In Britain, Dothistroma Needle Blight (DNB), also known as Red Band Needle Blight, is caused by the fungus Dothistroma septosporum. It has been found on a range of conifer species, but pine (Pinus) are by far the most common hosts, with Corsican pine, lodgepole pine and Scots pine all now affected. Defoliation can continue year on year and gradually weaken the tree, significantly reducing timber yields. It can also eventually lead to mortality.
I was advised by an expert that as many as 30% of the trees could die in a 10 year period. I was also informed that despite an infection the timber was still saleable, so long as it had not actually died and that the most economic course of action was to fell it before too many actually died from the disease. That was what I did.
Next to my bit of woodland are two areas owned by other people and both have Corsican pine on them. In just 3 years these pines have massively deteriorated and many are now dead and falling over. It is said that opening up the woods and allowing more movement of air will reduce the activity of the fungus causing needle blight. However opening up the area has also made the trees more vulnerable to wind damage and as these trees are already weakened they have suffered quite extensively.
It is not my problem but, it would seem to me that the owners of these woods would be best advised to get them felled as soon as possible, whilst there is still some value in the timber and before too many get blown over, which will of course make the task of felling more laborious.

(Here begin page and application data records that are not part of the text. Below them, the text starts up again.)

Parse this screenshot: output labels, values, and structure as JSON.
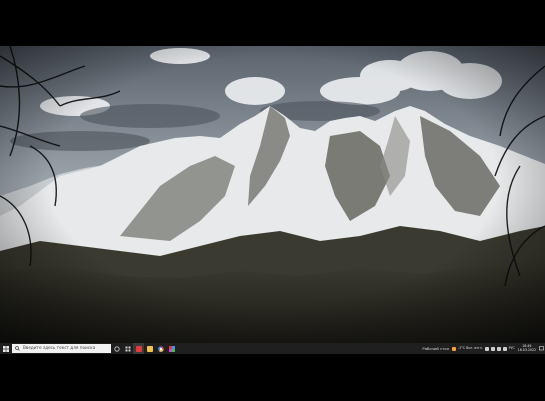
{
  "desktop": {
    "wallpaper": "snowy-mountain-landscape"
  },
  "taskbar": {
    "search_placeholder": "Введите здесь текст для поиска",
    "weather_widget": "Рабочий стол",
    "temperature": "-3°C Вкл. взгл.",
    "language": "РУС",
    "time": "18:49",
    "date": "16.03.2022",
    "pinned_apps": [
      {
        "name": "task-view",
        "color": "#d0d0d0"
      },
      {
        "name": "widgets",
        "color": "#d0d0d0"
      },
      {
        "name": "app-red",
        "color": "#e23b3b"
      },
      {
        "name": "file-explorer",
        "color": "#f3c24a"
      },
      {
        "name": "chrome",
        "color": "#4a8df0"
      },
      {
        "name": "app-multi",
        "color": "#d14ad0"
      }
    ],
    "accent": "#0078d7"
  }
}
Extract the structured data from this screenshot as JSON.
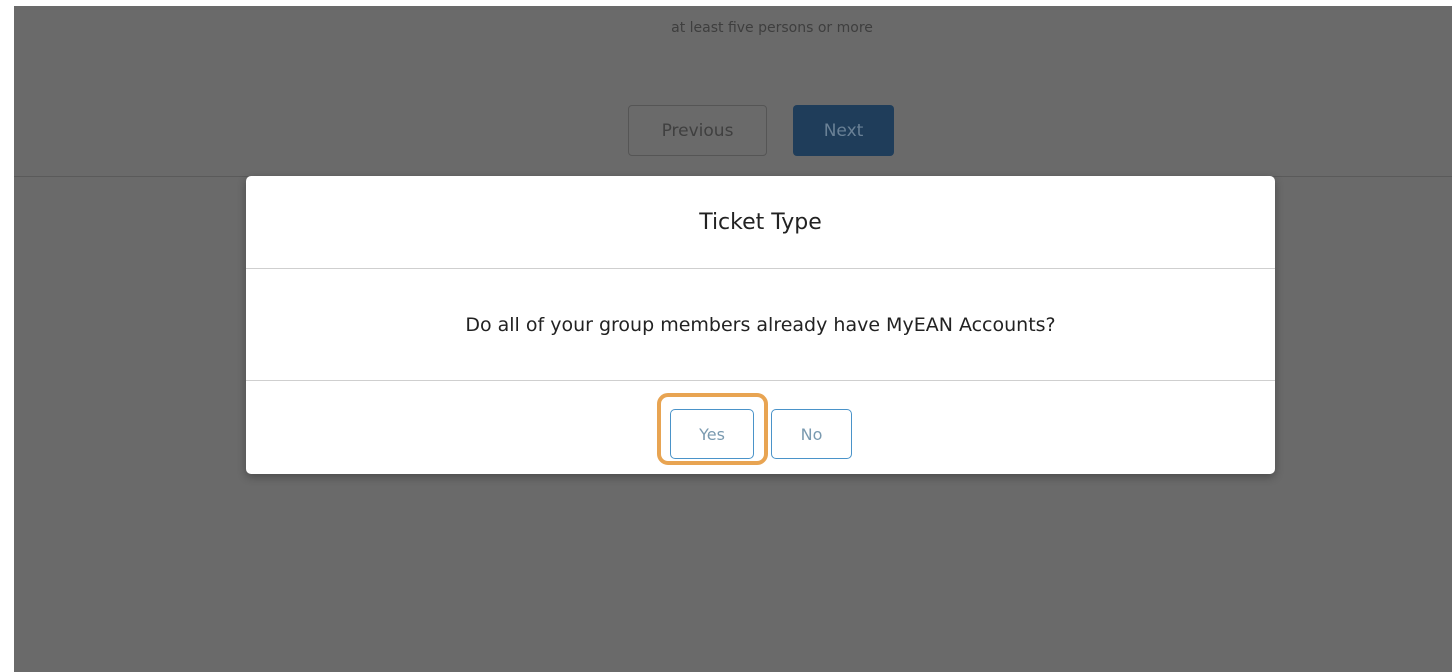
{
  "underlying_page": {
    "hint_text": "at least five persons or more",
    "previous_label": "Previous",
    "next_label": "Next"
  },
  "modal": {
    "title": "Ticket Type",
    "question": "Do all of your group members already have MyEAN Accounts?",
    "yes_label": "Yes",
    "no_label": "No"
  },
  "colors": {
    "overlay": "#6a6a6a",
    "highlight": "#e8a452",
    "button_border": "#4a93c9",
    "next_button": "#1f3d5a"
  }
}
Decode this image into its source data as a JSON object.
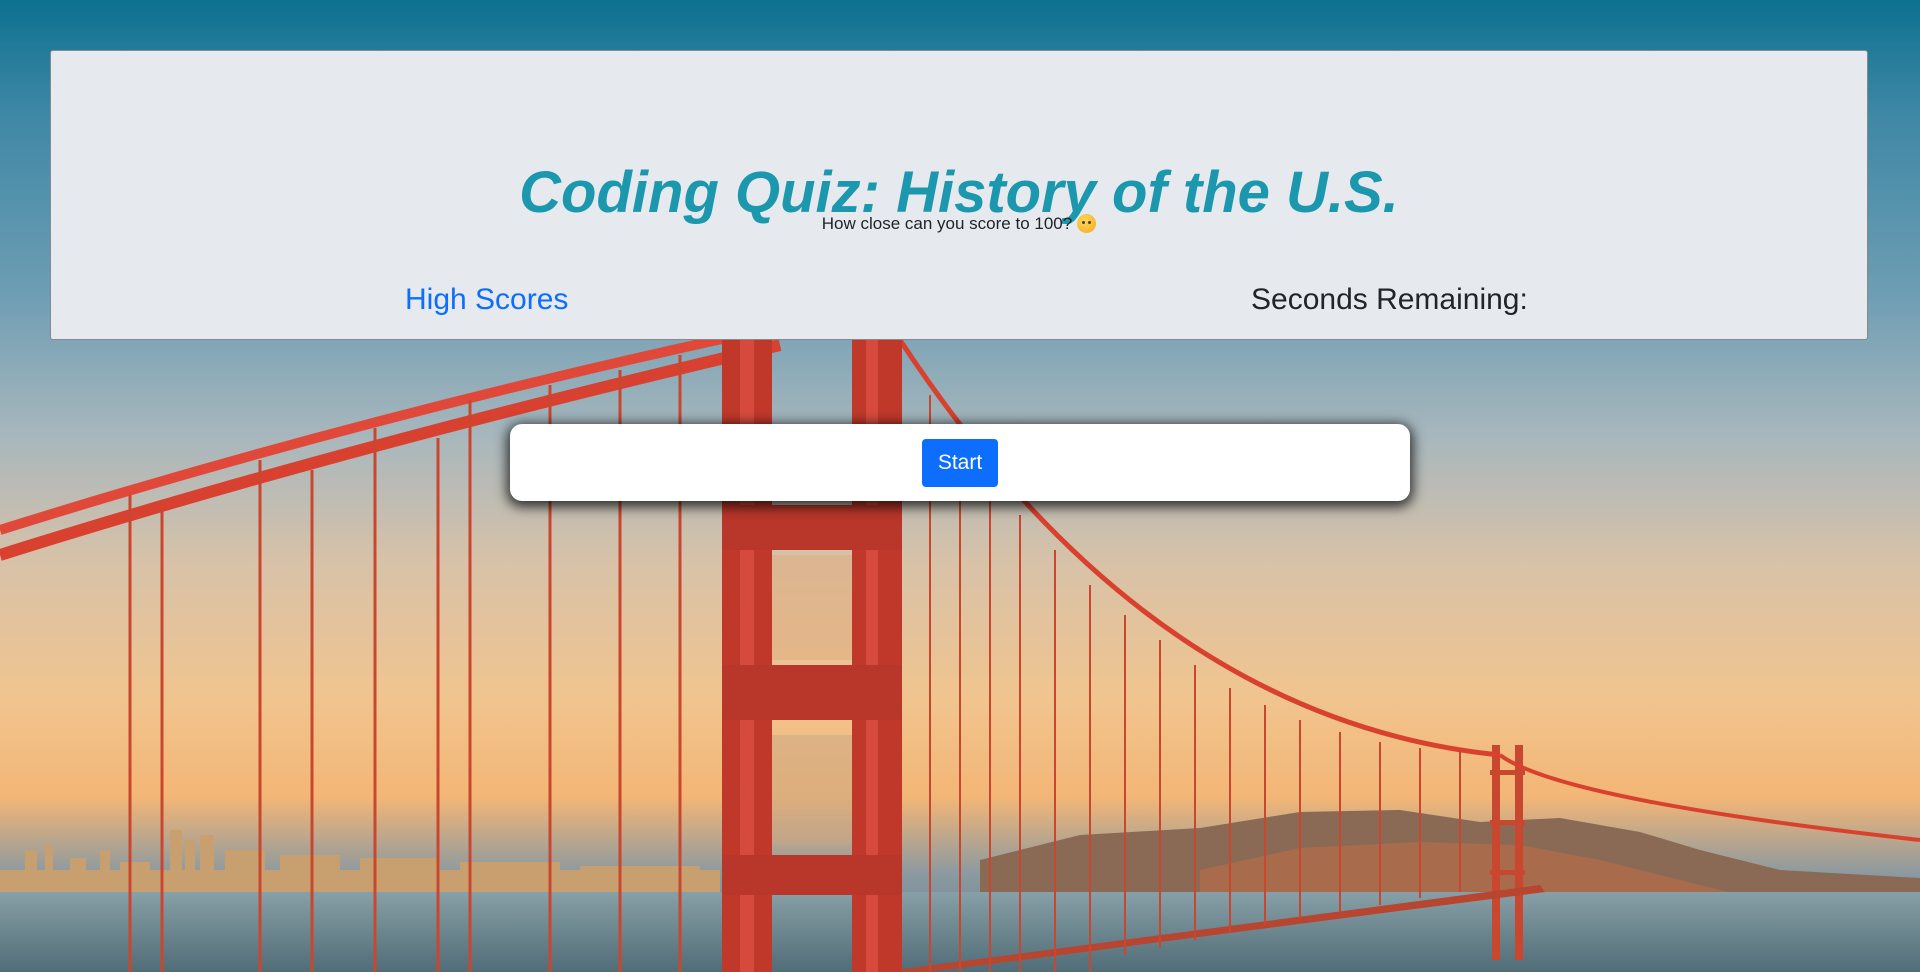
{
  "header": {
    "title": "Coding Quiz: History of the U.S.",
    "subtitle": "How close can you score to 100?",
    "subtitle_emoji_icon": "hushed-face-emoji-icon",
    "high_scores_link": "High Scores",
    "seconds_remaining_label": "Seconds Remaining:",
    "seconds_remaining_value": ""
  },
  "quiz_card": {
    "start_button_label": "Start"
  },
  "colors": {
    "title": "#1b97ae",
    "link": "#0d6efd",
    "button_bg": "#0d6efd",
    "jumbotron_bg": "#e6e9ed",
    "bridge_red": "#d9412f"
  },
  "background_image": "golden-gate-bridge-sunset-photo"
}
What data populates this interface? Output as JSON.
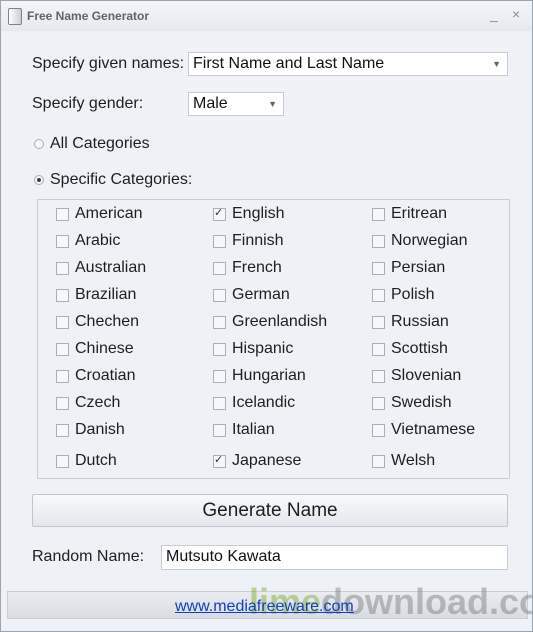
{
  "window": {
    "title": "Free Name Generator",
    "minimize": "_",
    "close": "×"
  },
  "given_names": {
    "label": "Specify given names:",
    "value": "First Name and Last Name"
  },
  "gender": {
    "label": "Specify gender:",
    "value": "Male"
  },
  "radios": {
    "all": {
      "label": "All Categories",
      "checked": false
    },
    "specific": {
      "label": "Specific Categories:",
      "checked": true
    }
  },
  "categories": {
    "col1": [
      {
        "label": "American",
        "checked": false
      },
      {
        "label": "Arabic",
        "checked": false
      },
      {
        "label": "Australian",
        "checked": false
      },
      {
        "label": "Brazilian",
        "checked": false
      },
      {
        "label": "Chechen",
        "checked": false
      },
      {
        "label": "Chinese",
        "checked": false
      },
      {
        "label": "Croatian",
        "checked": false
      },
      {
        "label": "Czech",
        "checked": false
      },
      {
        "label": "Danish",
        "checked": false
      },
      {
        "label": "Dutch",
        "checked": false
      }
    ],
    "col2": [
      {
        "label": "English",
        "checked": true
      },
      {
        "label": "Finnish",
        "checked": false
      },
      {
        "label": "French",
        "checked": false
      },
      {
        "label": "German",
        "checked": false
      },
      {
        "label": "Greenlandish",
        "checked": false
      },
      {
        "label": "Hispanic",
        "checked": false
      },
      {
        "label": "Hungarian",
        "checked": false
      },
      {
        "label": "Icelandic",
        "checked": false
      },
      {
        "label": "Italian",
        "checked": false
      },
      {
        "label": "Japanese",
        "checked": true
      }
    ],
    "col3": [
      {
        "label": "Eritrean",
        "checked": false
      },
      {
        "label": "Norwegian",
        "checked": false
      },
      {
        "label": "Persian",
        "checked": false
      },
      {
        "label": "Polish",
        "checked": false
      },
      {
        "label": "Russian",
        "checked": false
      },
      {
        "label": "Scottish",
        "checked": false
      },
      {
        "label": "Slovenian",
        "checked": false
      },
      {
        "label": "Swedish",
        "checked": false
      },
      {
        "label": "Vietnamese",
        "checked": false
      },
      {
        "label": "Welsh",
        "checked": false
      }
    ]
  },
  "generate_button": "Generate Name",
  "random_name": {
    "label": "Random Name:",
    "value": "Mutsuto Kawata"
  },
  "footer": {
    "link": "www.mediafreeware.com"
  },
  "watermark": {
    "part1": "lime",
    "part2": "download.com"
  }
}
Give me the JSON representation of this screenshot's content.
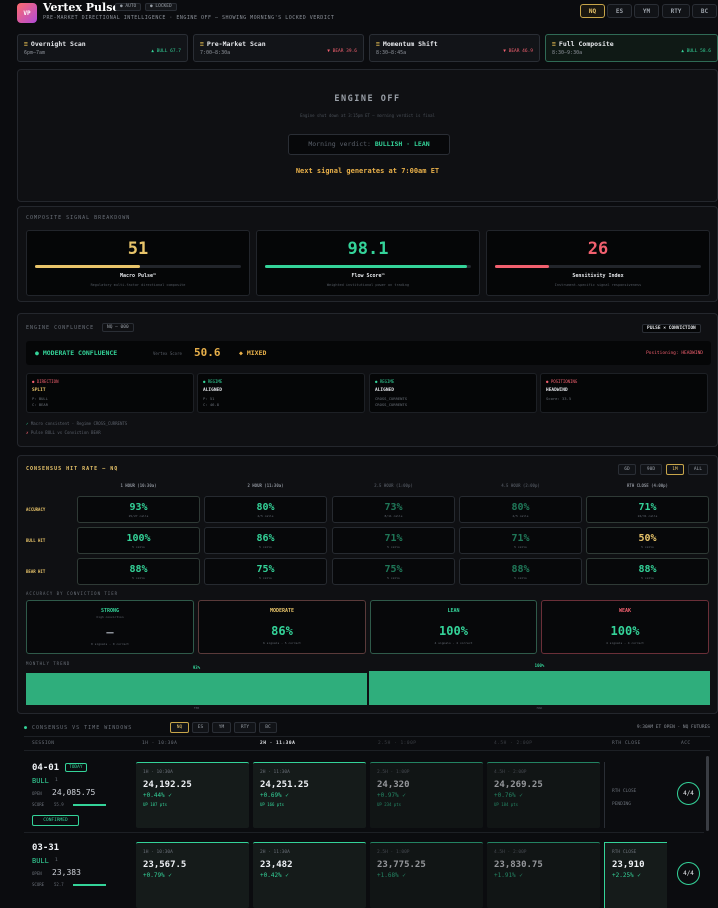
{
  "app": {
    "logo": "VP",
    "title": "Vertex Pulse",
    "auto": "AUTO",
    "locked": "LOCKED",
    "subtitle": "PRE-MARKET DIRECTIONAL INTELLIGENCE · ENGINE OFF — SHOWING MORNING'S LOCKED VERDICT",
    "tabs": [
      "NQ",
      "ES",
      "YM",
      "RTY",
      "BC"
    ],
    "active_tab": "NQ"
  },
  "scans": [
    {
      "title": "Overnight Scan",
      "time": "6pm–7am",
      "value": "▲ BULL 67.7",
      "tone": "green"
    },
    {
      "title": "Pre-Market Scan",
      "time": "7:00–8:30a",
      "value": "▼ BEAR 39.6",
      "tone": "red"
    },
    {
      "title": "Momentum Shift",
      "time": "8:30–8:45a",
      "value": "▼ BEAR 46.9",
      "tone": "red"
    },
    {
      "title": "Full Composite",
      "time": "8:30–9:30a",
      "value": "▲ BULL 58.6",
      "tone": "green"
    }
  ],
  "engine": {
    "title": "ENGINE OFF",
    "note": "Engine shut down at 3:15pm ET — morning verdict is final",
    "verdict_label": "Morning verdict:",
    "verdict": "BULLISH · LEAN",
    "next": "Next signal generates at 7:00am ET"
  },
  "breakdown": {
    "title": "COMPOSITE SIGNAL BREAKDOWN",
    "cards": [
      {
        "value": "51",
        "label": "Macro Pulse™",
        "desc": "Regulatory multi-factor directional composite",
        "fill": 0.51,
        "color": "#e8c46a"
      },
      {
        "value": "98.1",
        "label": "Flow Score™",
        "desc": "Weighted institutional power on trading",
        "fill": 0.98,
        "color": "#34d399"
      },
      {
        "value": "26",
        "label": "Sensitivity Index",
        "desc": "Instrument-specific signal responsiveness",
        "fill": 0.26,
        "color": "#f2606f"
      }
    ]
  },
  "confluence": {
    "title": "ENGINE CONFLUENCE",
    "badge": "NQ — 000",
    "right_badge": "PULSE × CONVICTION",
    "status": "MODERATE CONFLUENCE",
    "score_label": "Vertex Score",
    "score": "50.6",
    "mixed": "◆ MIXED",
    "positioning": "Positioning: HEADWIND",
    "boxes": [
      {
        "head": "● DIRECTION",
        "main": "SPLIT",
        "l1": "P: BULL",
        "l2": "C: BEAR",
        "tone": "red"
      },
      {
        "head": "● REGIME",
        "main": "ALIGNED",
        "l1": "P: 51",
        "l2": "C: 46.8",
        "tone": "green"
      },
      {
        "head": "● REGIME",
        "main": "ALIGNED",
        "l1": "CROSS_CURRENTS",
        "l2": "CROSS_CURRENTS",
        "tone": "green"
      },
      {
        "head": "● POSITIONING",
        "main": "HEADWIND",
        "l1": "Score: 33.5",
        "l2": "",
        "tone": "red"
      }
    ],
    "notes": [
      {
        "mark": "✓",
        "text": "Macro consistent · Regime CROSS_CURRENTS",
        "tone": "green"
      },
      {
        "mark": "✗",
        "text": "Pulse BULL vs Conviction BEAR",
        "tone": "red"
      }
    ]
  },
  "hitrate": {
    "title": "CONSENSUS HIT RATE — NQ",
    "ranges": [
      "6D",
      "90D",
      "1M",
      "ALL"
    ],
    "active_range": "1M",
    "columns": [
      "1 HOUR (10:30a)",
      "2 HOUR (11:30a)",
      "2.5 HOUR (1:00p)",
      "4.5 HOUR (2:00p)",
      "RTH CLOSE (4:00p)"
    ],
    "rows": [
      {
        "label": "ACCURACY",
        "cells": [
          {
            "v": "93%",
            "s": "25/27 calls"
          },
          {
            "v": "80%",
            "s": "4/5 calls"
          },
          {
            "v": "73%",
            "s": "8/11 calls"
          },
          {
            "v": "80%",
            "s": "4/5 calls"
          },
          {
            "v": "71%",
            "s": "22/31 calls"
          }
        ]
      },
      {
        "label": "BULL HIT",
        "cells": [
          {
            "v": "100%",
            "s": "5 calls"
          },
          {
            "v": "86%",
            "s": "5 calls"
          },
          {
            "v": "71%",
            "s": "5 calls"
          },
          {
            "v": "71%",
            "s": "5 calls"
          },
          {
            "v": "50%",
            "s": "5 calls"
          }
        ]
      },
      {
        "label": "BEAR HIT",
        "cells": [
          {
            "v": "88%",
            "s": "5 calls"
          },
          {
            "v": "75%",
            "s": "5 calls"
          },
          {
            "v": "75%",
            "s": "5 calls"
          },
          {
            "v": "88%",
            "s": "5 calls"
          },
          {
            "v": "88%",
            "s": "5 calls"
          }
        ]
      }
    ],
    "tier_title": "ACCURACY BY CONVICTION TIER",
    "tiers": [
      {
        "name": "STRONG",
        "sub": "high conviction",
        "value": "—",
        "calls": "0 signals · 0 correct",
        "tone": "green"
      },
      {
        "name": "MODERATE",
        "sub": "",
        "value": "86%",
        "calls": "6 signals · 5 correct",
        "tone": "amber"
      },
      {
        "name": "LEAN",
        "sub": "",
        "value": "100%",
        "calls": "4 signals · 4 correct",
        "tone": "green"
      },
      {
        "name": "WEAK",
        "sub": "",
        "value": "100%",
        "calls": "4 signals · 4 correct",
        "tone": "red"
      }
    ],
    "trend_title": "MONTHLY TREND",
    "trend": [
      {
        "label": "93%",
        "month": "FEB",
        "value": 0.93
      },
      {
        "label": "100%",
        "month": "MAR",
        "value": 1.0
      }
    ]
  },
  "consensus": {
    "title": "CONSENSUS VS TIME WINDOWS",
    "tabs": [
      "NQ",
      "ES",
      "YM",
      "RTY",
      "BC"
    ],
    "active_tab": "NQ",
    "right": "9:30AM ET OPEN · NQ FUTURES",
    "headers": [
      "SESSION",
      "1H · 10:30A",
      "2H · 11:30A",
      "2.5H · 1:00P",
      "4.5H · 2:00P",
      "RTH CLOSE",
      "ACC"
    ],
    "sessions": [
      {
        "date": "04-01",
        "today": "TODAY",
        "bias": "BULL",
        "bias_n": "1",
        "open_label": "OPEN",
        "open": "24,085.75",
        "score_label": "SCORE",
        "score": "55.9",
        "status": "CONFIRMED",
        "windows": [
          {
            "l": "1H · 10:30A",
            "p": "24,192.25",
            "c": "+0.44% ✓",
            "q": "UP 107 pts"
          },
          {
            "l": "2H · 11:30A",
            "p": "24,251.25",
            "c": "+0.69% ✓",
            "q": "UP 166 pts"
          },
          {
            "l": "2.5H · 1:00P",
            "p": "24,320",
            "c": "+0.97% ✓",
            "q": "UP 234 pts"
          },
          {
            "l": "4.5H · 2:00P",
            "p": "24,269.25",
            "c": "+0.76% ✓",
            "q": "UP 184 pts"
          }
        ],
        "rth_label": "RTH CLOSE",
        "rth": "PENDING",
        "acc": "4/4"
      },
      {
        "date": "03-31",
        "today": "",
        "bias": "BULL",
        "bias_n": "1",
        "open_label": "OPEN",
        "open": "23,383",
        "score_label": "SCORE",
        "score": "52.7",
        "status": "",
        "windows": [
          {
            "l": "1H · 10:30A",
            "p": "23,567.5",
            "c": "+0.79% ✓",
            "q": ""
          },
          {
            "l": "2H · 11:30A",
            "p": "23,482",
            "c": "+0.42% ✓",
            "q": ""
          },
          {
            "l": "2.5H · 1:00P",
            "p": "23,775.25",
            "c": "+1.68% ✓",
            "q": ""
          },
          {
            "l": "4.5H · 2:00P",
            "p": "23,830.75",
            "c": "+1.91% ✓",
            "q": ""
          }
        ],
        "rth_label": "RTH CLOSE",
        "rth": "23,910",
        "rth_change": "+2.25% ✓",
        "acc": "4/4"
      }
    ]
  }
}
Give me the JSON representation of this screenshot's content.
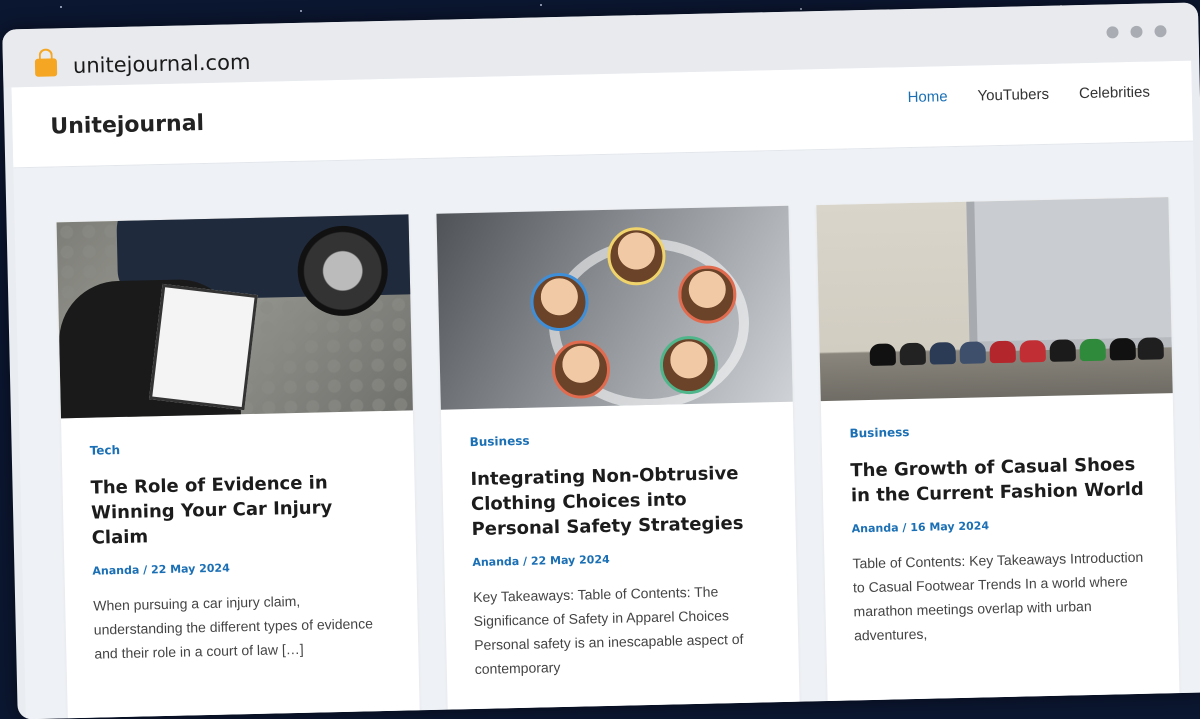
{
  "browser": {
    "url": "unitejournal.com"
  },
  "site": {
    "title": "Unitejournal",
    "nav": [
      {
        "label": "Home",
        "active": true
      },
      {
        "label": "YouTubers",
        "active": false
      },
      {
        "label": "Celebrities",
        "active": false
      }
    ]
  },
  "posts": [
    {
      "category": "Tech",
      "title": "The Role of Evidence in Winning Your Car Injury Claim",
      "meta": "Ananda / 22 May 2024",
      "excerpt": "When pursuing a car injury claim, understanding the different types of evidence and their role in a court of law […]"
    },
    {
      "category": "Business",
      "title": "Integrating Non-Obtrusive Clothing Choices into Personal Safety Strategies",
      "meta": "Ananda / 22 May 2024",
      "excerpt": "Key Takeaways: Table of Contents: The Significance of Safety in Apparel Choices Personal safety is an inescapable aspect of contemporary"
    },
    {
      "category": "Business",
      "title": "The Growth of Casual Shoes in the Current Fashion World",
      "meta": "Ananda / 16 May 2024",
      "excerpt": "Table of Contents: Key Takeaways Introduction to Casual Footwear Trends In a world where marathon meetings overlap with urban adventures,"
    }
  ],
  "colors": {
    "accent": "#1a6fb5",
    "background": "#0b1630"
  }
}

If anyone out there has Corsican Pine then I would advise getting it felled as soon as possible will reduce the damage from Dotristoma, and maximize your potential income from the trees. Then learn the lesson and replant with British native trees. Not that you will be guaranteed disease free with British but possibly stand more chance than if you plant some non native tree.